“Say the police are called and he can speak English, and tell his side of the story, but she can’t,” Stewart said.
Ahmadi said she’s had clients who wanted to leave a marriage, but feared if they did it would compromise their legal status. When someone gets a green card through marriage, for example, they need to file a joint petition with their spouse.

“But then abusers will threaten to not go into interviews,” Ahmadi said.

Generally, joint petitions are a requirement for married couples, but exceptions are made in cases of divorce and abuse. In those situations Ahmadi will help clients file their own petition, but she adds that those who don’t have access to a lawyer or resources may not know that is an option.

Another common tactic to control victims is to threaten to keep them away from their children, Stewart said.

“It’s a very powerful tool they can use,” Stewart said. “When an abuser makes the threat, ‘you’ll never see kids again’ that could be very true if one partner has legal status and the other doesn’t.”

Both Stewart and Ahmadi said immigration status can add a layer of complications for domestic violence survivors. However, Ahmadi stresses there are resources out there.

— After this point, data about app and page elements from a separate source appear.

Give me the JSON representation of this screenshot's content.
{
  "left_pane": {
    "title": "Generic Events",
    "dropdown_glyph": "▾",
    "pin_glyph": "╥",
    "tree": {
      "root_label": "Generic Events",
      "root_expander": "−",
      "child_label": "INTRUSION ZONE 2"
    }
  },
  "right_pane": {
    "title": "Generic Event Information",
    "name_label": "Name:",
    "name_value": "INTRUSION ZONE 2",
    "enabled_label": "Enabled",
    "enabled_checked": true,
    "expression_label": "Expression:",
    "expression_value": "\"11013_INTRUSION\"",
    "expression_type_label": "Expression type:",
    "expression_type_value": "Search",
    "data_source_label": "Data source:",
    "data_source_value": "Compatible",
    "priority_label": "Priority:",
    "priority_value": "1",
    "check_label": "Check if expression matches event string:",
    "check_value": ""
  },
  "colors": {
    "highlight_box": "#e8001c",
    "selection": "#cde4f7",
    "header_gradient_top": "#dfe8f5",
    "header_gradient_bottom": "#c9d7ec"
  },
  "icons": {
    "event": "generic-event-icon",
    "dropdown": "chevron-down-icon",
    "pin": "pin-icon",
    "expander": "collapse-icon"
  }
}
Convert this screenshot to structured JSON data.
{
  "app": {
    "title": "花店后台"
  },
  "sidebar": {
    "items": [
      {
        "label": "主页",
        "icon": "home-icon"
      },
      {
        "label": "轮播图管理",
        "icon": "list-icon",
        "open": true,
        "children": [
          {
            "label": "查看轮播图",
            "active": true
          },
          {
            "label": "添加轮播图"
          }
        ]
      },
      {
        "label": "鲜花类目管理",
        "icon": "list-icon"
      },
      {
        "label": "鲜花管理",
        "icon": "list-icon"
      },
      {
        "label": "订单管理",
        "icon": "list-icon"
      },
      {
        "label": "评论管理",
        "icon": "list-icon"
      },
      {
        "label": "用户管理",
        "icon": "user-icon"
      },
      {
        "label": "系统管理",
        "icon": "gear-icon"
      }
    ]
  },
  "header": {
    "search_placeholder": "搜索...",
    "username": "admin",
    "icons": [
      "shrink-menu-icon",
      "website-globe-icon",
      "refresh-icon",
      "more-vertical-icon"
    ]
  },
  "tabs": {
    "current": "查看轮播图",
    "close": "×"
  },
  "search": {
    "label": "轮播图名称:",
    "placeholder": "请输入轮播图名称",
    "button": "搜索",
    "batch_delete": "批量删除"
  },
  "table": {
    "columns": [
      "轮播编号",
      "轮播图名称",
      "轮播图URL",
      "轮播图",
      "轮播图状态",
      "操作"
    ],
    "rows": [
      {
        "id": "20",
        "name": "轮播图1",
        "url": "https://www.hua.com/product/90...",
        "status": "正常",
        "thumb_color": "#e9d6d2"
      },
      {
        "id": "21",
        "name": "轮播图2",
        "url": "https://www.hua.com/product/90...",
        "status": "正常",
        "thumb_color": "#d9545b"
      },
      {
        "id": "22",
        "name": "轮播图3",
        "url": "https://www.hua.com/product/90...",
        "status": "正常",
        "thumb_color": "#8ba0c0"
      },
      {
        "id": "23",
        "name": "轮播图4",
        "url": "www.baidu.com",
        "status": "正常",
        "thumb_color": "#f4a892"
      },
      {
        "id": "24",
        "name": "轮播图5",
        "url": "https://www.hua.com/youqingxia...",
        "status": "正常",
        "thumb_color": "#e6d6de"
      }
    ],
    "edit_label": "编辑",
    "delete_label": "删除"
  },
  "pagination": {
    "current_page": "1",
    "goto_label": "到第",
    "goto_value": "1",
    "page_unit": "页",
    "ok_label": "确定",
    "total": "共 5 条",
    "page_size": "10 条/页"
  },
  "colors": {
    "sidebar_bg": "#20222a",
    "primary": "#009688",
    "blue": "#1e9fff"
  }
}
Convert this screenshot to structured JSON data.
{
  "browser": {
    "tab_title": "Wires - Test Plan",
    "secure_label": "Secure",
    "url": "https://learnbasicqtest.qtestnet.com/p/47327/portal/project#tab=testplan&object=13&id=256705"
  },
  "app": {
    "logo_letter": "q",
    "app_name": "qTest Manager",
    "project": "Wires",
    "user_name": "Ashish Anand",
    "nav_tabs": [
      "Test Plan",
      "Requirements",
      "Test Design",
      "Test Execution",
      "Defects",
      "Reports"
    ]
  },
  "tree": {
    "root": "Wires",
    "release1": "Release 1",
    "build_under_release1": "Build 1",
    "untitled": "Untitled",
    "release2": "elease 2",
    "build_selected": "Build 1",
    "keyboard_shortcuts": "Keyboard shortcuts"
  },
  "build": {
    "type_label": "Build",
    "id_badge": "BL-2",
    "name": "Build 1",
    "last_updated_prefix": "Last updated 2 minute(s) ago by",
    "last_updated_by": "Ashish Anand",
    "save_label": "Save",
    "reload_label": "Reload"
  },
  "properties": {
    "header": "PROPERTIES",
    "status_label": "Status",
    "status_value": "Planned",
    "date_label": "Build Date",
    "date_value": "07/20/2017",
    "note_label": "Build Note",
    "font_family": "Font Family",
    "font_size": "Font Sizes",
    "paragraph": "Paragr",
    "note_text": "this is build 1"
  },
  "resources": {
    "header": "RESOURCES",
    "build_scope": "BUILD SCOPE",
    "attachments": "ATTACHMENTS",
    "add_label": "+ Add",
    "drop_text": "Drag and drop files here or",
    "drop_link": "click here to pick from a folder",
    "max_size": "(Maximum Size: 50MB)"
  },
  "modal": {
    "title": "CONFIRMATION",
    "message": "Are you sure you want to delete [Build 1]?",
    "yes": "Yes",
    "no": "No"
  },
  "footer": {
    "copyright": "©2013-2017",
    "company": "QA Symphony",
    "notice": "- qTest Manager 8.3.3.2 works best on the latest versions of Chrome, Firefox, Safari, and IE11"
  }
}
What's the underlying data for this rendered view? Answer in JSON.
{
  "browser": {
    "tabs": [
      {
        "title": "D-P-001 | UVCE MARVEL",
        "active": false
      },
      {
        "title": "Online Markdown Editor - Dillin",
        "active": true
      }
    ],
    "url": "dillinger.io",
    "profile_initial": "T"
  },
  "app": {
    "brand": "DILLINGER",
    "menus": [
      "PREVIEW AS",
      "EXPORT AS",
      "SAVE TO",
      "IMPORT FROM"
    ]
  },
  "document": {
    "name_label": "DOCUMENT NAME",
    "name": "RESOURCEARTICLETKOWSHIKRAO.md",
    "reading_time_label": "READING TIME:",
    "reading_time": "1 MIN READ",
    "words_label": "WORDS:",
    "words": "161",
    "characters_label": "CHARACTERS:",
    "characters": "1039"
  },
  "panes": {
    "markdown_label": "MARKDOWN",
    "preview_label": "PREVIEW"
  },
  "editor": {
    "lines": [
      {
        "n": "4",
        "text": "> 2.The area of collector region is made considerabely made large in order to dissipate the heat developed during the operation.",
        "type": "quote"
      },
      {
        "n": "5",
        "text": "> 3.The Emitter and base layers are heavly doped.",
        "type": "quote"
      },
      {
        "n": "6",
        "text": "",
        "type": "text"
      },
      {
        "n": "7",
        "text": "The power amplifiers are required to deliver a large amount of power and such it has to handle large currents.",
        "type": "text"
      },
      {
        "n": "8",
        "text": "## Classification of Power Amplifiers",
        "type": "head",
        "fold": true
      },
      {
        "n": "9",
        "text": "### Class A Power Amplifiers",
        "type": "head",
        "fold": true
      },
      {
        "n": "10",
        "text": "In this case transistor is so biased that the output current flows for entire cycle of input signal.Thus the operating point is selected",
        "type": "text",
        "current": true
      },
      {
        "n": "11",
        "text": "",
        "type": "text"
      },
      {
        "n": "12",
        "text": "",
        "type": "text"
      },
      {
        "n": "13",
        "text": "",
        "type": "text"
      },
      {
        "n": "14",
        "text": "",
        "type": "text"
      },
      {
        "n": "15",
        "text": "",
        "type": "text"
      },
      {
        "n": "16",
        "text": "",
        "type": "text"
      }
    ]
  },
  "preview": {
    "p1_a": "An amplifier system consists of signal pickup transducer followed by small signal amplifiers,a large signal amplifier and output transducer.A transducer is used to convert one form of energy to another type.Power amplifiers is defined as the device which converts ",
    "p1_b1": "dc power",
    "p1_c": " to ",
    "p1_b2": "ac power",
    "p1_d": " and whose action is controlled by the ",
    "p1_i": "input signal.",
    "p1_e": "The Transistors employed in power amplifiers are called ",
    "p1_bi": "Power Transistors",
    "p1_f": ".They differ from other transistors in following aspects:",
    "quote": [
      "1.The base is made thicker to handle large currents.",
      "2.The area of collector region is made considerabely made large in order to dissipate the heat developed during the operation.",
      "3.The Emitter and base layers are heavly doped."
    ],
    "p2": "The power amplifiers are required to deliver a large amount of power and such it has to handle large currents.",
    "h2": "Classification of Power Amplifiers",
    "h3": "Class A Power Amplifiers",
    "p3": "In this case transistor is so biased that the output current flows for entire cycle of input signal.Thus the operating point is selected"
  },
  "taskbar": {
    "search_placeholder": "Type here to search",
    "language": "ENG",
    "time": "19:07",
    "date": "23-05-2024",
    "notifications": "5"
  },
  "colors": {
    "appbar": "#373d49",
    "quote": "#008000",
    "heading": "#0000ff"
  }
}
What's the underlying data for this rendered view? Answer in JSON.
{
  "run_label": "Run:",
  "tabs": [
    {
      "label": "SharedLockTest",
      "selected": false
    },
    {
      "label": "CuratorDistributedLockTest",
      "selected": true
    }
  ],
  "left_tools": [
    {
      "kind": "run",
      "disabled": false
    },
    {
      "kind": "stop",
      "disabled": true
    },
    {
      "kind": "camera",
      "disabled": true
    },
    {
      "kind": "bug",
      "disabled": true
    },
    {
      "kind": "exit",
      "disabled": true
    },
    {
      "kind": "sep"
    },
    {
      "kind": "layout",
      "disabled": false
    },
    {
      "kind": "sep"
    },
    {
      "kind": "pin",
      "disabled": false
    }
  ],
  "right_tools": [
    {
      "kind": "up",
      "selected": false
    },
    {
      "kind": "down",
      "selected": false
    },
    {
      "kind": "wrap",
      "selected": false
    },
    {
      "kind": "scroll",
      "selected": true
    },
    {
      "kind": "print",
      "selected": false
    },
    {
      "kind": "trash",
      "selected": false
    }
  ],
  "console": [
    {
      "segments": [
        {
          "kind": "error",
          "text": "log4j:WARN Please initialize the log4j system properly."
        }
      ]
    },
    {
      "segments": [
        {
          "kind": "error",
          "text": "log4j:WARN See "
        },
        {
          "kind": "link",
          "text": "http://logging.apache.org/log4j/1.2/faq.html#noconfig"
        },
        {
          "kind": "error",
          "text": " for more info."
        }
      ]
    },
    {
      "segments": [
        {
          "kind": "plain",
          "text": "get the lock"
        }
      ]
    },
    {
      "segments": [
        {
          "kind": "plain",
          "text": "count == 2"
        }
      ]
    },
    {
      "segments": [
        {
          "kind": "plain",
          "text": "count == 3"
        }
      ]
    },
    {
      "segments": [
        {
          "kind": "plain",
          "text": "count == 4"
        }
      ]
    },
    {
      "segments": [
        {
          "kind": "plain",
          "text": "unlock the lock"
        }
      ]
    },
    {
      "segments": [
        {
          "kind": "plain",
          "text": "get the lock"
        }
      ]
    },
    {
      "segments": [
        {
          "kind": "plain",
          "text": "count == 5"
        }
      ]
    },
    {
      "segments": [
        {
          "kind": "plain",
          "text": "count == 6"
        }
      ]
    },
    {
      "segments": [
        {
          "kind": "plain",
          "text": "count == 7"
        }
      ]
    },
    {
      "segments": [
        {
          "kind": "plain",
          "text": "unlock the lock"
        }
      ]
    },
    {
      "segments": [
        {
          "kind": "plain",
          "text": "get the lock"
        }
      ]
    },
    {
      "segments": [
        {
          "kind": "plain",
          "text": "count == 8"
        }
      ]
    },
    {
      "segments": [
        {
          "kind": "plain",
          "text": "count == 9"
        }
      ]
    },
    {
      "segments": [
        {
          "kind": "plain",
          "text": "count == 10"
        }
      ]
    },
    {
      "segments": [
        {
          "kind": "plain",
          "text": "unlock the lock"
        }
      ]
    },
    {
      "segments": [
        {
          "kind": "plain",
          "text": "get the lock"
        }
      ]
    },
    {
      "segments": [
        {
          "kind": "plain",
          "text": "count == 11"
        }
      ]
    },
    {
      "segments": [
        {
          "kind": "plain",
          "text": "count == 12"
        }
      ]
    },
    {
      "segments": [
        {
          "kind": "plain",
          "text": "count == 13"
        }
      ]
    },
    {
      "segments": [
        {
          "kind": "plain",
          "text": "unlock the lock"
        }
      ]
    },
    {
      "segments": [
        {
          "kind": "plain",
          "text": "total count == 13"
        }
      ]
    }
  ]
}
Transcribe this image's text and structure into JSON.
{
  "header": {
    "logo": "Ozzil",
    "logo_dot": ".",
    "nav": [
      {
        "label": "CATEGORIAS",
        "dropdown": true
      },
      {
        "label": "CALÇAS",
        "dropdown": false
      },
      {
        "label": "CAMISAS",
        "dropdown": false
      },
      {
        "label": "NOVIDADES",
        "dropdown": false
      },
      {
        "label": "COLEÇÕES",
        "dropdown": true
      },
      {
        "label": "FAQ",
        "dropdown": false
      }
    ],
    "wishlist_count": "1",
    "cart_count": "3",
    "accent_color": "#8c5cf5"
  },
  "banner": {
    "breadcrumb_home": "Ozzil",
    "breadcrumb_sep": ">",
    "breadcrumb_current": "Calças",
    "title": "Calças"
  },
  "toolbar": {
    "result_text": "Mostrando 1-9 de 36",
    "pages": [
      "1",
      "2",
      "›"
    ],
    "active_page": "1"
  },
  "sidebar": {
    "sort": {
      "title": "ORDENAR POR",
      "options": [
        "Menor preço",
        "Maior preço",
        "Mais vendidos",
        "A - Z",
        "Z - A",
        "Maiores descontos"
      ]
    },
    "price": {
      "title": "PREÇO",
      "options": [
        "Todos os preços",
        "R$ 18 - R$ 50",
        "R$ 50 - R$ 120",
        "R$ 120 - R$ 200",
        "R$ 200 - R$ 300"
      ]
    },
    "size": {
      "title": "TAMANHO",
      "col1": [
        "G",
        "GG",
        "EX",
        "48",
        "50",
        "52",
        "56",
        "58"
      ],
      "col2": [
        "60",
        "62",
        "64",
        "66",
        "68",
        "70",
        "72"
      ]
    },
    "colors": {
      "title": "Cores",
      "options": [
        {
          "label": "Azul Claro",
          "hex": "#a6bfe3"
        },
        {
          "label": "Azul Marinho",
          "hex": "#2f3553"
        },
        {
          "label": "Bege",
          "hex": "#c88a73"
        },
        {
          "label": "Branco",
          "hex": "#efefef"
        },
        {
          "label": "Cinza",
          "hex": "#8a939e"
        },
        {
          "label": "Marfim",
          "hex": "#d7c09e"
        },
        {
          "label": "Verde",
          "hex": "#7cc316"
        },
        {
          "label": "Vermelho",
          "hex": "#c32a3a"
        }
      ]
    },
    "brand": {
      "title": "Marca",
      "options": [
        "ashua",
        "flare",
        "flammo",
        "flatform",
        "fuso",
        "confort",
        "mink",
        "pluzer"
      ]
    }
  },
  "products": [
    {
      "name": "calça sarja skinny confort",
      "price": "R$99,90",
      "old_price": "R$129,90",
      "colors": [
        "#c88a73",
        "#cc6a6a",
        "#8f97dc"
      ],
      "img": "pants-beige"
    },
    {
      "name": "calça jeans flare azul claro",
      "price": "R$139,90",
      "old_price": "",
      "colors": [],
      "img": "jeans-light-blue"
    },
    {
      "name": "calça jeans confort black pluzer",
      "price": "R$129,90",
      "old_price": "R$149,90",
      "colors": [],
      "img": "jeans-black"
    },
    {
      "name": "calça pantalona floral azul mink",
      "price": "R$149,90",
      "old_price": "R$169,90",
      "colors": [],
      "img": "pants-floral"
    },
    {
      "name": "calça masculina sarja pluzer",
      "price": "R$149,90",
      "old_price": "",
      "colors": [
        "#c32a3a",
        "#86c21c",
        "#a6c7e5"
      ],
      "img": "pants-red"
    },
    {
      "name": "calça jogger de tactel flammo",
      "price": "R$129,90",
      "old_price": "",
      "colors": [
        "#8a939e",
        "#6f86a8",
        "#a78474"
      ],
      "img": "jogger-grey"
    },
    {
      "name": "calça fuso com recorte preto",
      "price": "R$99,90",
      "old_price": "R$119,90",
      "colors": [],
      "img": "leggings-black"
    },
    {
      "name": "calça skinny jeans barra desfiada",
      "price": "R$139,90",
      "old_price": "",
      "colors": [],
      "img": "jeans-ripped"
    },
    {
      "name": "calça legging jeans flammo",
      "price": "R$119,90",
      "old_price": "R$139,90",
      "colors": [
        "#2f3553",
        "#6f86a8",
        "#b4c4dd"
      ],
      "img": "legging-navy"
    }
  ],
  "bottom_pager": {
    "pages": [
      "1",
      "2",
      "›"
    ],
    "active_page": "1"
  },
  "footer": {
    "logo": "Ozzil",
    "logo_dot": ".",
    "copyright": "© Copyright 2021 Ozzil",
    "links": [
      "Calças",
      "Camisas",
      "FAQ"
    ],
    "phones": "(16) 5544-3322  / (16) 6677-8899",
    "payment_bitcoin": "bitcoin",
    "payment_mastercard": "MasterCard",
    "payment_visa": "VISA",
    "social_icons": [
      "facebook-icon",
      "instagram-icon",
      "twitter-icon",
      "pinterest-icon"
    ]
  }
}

Stewart said programs like Ahmadi’s can make all the difference for domestic violence survivors.
“Culturally specific programs and services are often really helpful, and so much of getting help is about trust,” Stewart said.